■ Problem
In the listing below, find every line containing "description" and copy it out.

■ Entries provided
"""

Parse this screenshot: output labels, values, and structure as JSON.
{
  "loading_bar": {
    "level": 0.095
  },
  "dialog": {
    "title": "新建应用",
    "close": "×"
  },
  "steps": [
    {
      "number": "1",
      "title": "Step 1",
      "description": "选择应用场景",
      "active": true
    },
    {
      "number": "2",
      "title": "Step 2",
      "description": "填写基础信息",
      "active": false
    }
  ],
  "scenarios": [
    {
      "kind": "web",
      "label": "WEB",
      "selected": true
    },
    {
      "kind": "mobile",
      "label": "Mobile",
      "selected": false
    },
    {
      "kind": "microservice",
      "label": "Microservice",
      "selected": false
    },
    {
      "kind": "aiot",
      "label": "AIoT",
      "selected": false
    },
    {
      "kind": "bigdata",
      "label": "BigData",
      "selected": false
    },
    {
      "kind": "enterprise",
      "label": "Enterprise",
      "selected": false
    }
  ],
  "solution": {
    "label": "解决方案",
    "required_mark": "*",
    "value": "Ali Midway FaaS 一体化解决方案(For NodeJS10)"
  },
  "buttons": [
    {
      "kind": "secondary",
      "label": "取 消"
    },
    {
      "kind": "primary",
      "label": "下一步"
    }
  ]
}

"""

■ Written reply
      "description": "选择应用场景",
      "description": "填写基础信息",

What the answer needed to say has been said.